Report every line below that has the string "Philadelphia" in it.

[Stored entries]
--------

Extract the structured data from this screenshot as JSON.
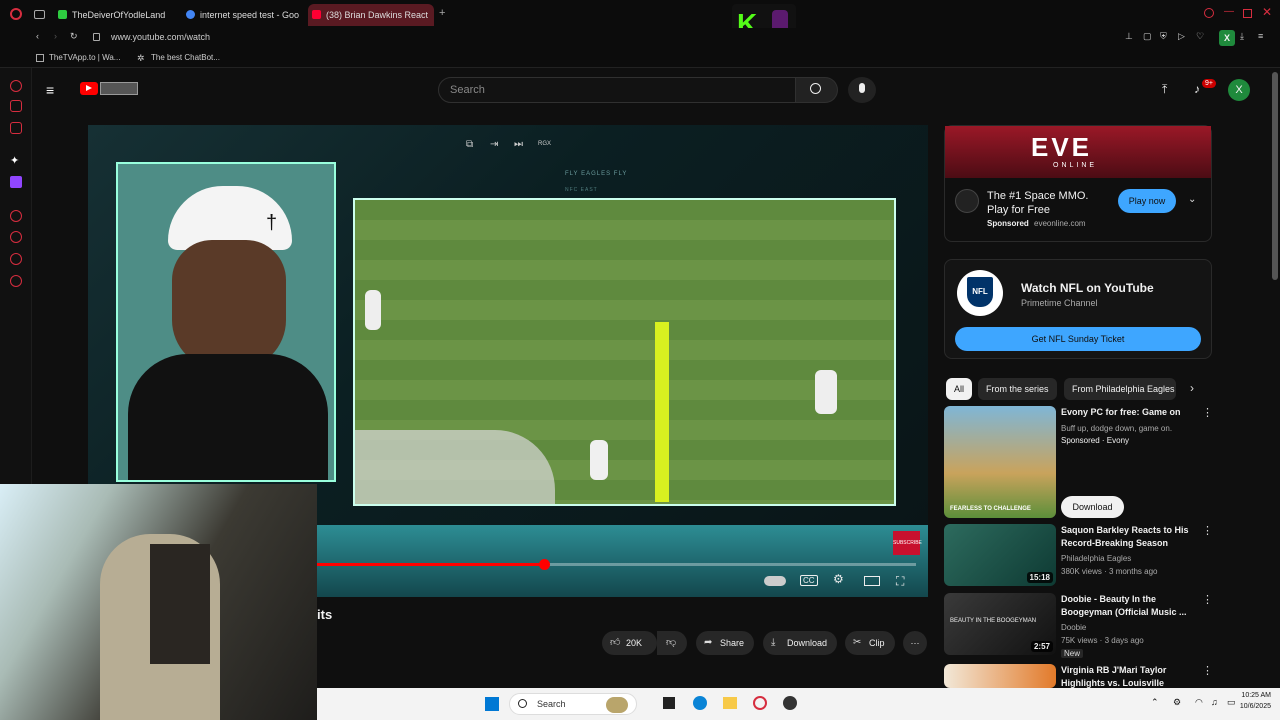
{
  "browser": {
    "tabs": [
      {
        "title": "TheDeiverOfYodleLand",
        "color": "#2ecc40"
      },
      {
        "title": "internet speed test - Goo",
        "color": "#4285f4"
      },
      {
        "title": "(38) Brian Dawkins React",
        "color": "#ff0033"
      }
    ],
    "url": "www.youtube.com/watch",
    "bookmarks": [
      "TheTVApp.to | Wa...",
      "The best ChatBot..."
    ],
    "profile_initial": "X"
  },
  "youtube": {
    "search_placeholder": "Search",
    "notification_badge": "9+",
    "avatar_initial": "X",
    "title_fragment": "its",
    "video_overlay_text": "FLY EAGLES FLY",
    "video_overlay_sub": "NFC EAST",
    "subscribe_stamp": "SUBSCRIBE",
    "progress_fraction": 0.38,
    "actions": {
      "likes": "20K",
      "share": "Share",
      "download": "Download",
      "clip": "Clip"
    }
  },
  "sidebar": {
    "eve_ad": {
      "brand": "EVE",
      "brand_sub": "ONLINE",
      "title": "The #1 Space MMO. Play for Free",
      "sponsored": "Sponsored",
      "domain": "eveonline.com",
      "cta": "Play now"
    },
    "nfl_card": {
      "title": "Watch NFL on YouTube",
      "subtitle": "Primetime Channel",
      "cta": "Get NFL Sunday Ticket",
      "logo_text": "NFL"
    },
    "chips": [
      "All",
      "From the series",
      "From Philadelphia Eagles"
    ],
    "recommendations": [
      {
        "title": "Evony PC for free: Game on",
        "line2": "Buff up, dodge down, game on.",
        "line3": "Sponsored · Evony",
        "duration": "",
        "button": "Download",
        "thumb_text": "FEARLESS TO CHALLENGE"
      },
      {
        "title": "Saquon Barkley Reacts to His Record-Breaking Season",
        "line2": "Philadelphia Eagles",
        "line3": "380K views · 3 months ago",
        "duration": "15:18"
      },
      {
        "title": "Doobie - Beauty In the Boogeyman (Official Music ...",
        "line2": "Doobie",
        "line3": "75K views · 3 days ago",
        "badge": "New",
        "duration": "2:57",
        "thumb_text": "BEAUTY IN THE BOOGEYMAN"
      },
      {
        "title": "Virginia RB J'Mari Taylor Highlights vs. Louisville",
        "line2": "",
        "line3": "",
        "duration": ""
      }
    ]
  },
  "taskbar": {
    "search": "Search",
    "time": "10:25 AM",
    "date": "10/6/2025"
  },
  "colors": {
    "youtube_red": "#ff0000",
    "cta_blue": "#3ea6ff",
    "opera_red": "#d62d3f"
  }
}
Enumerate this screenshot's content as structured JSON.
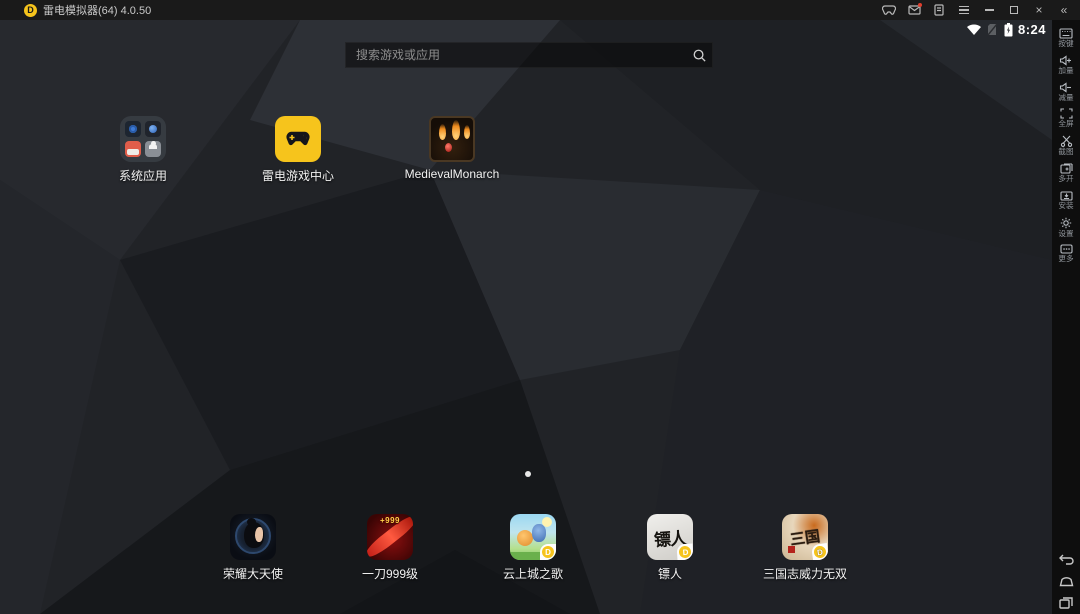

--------

§ WRITTEN RESPONSE:
      "From Philadelphia Eagles"
        "line2": "Philadelphia Eagles",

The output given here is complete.